### ABOUT THIS EXERCISE:
Out of the records below, copy all lines in which the word "will" occurs.

= Beginning of Section =

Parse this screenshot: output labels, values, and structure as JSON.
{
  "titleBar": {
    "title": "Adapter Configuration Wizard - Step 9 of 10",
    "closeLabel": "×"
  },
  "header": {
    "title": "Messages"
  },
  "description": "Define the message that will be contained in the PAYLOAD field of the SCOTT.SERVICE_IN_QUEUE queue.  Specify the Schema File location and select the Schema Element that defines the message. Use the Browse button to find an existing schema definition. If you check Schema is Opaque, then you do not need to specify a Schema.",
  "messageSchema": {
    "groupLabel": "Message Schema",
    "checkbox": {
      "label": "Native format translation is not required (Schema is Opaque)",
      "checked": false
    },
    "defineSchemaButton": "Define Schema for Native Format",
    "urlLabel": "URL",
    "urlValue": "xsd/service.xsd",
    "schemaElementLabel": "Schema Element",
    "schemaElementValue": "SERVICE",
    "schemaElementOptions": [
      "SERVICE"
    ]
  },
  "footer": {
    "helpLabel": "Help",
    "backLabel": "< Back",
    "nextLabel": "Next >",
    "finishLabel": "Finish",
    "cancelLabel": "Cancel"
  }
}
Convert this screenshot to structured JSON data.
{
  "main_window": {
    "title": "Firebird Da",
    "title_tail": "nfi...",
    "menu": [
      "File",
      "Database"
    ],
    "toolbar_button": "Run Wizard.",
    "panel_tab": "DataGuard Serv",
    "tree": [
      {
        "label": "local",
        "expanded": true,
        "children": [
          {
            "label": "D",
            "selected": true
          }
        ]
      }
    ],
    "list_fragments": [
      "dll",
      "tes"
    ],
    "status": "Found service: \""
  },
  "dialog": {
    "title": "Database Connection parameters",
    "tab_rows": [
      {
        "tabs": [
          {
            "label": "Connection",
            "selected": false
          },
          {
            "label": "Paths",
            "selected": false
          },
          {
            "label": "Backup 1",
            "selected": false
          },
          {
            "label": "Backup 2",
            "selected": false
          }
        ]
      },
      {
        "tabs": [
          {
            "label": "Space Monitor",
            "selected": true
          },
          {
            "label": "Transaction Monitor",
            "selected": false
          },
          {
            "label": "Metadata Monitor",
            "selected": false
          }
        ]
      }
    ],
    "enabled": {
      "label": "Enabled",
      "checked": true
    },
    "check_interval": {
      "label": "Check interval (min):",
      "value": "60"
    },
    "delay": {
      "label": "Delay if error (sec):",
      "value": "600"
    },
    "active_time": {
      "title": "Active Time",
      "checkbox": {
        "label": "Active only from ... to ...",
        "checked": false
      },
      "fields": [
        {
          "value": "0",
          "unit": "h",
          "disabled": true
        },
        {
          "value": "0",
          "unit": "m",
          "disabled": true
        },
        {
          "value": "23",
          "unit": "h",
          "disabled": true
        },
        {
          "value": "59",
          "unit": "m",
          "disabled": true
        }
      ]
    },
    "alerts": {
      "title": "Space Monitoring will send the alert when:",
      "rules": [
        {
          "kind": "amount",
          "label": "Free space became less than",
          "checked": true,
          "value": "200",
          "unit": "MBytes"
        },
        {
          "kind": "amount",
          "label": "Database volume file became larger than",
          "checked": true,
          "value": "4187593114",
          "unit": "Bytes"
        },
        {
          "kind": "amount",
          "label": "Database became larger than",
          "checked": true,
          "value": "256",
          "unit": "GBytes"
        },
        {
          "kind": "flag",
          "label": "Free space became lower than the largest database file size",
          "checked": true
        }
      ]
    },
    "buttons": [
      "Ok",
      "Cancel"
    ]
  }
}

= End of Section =

### RESULT BELOW:
  "description": "Define the message that will be contained in the PAYLOAD field of the SCOTT.SERVICE_IN_QUEUE queue.  Specify the Schema File location and select the Schema Element that defines the message. Use the Browse button to find an existing schema definition. If you check Schema is Opaque, then you do not need to specify a Schema.",
      "title": "Space Monitoring will send the alert when:",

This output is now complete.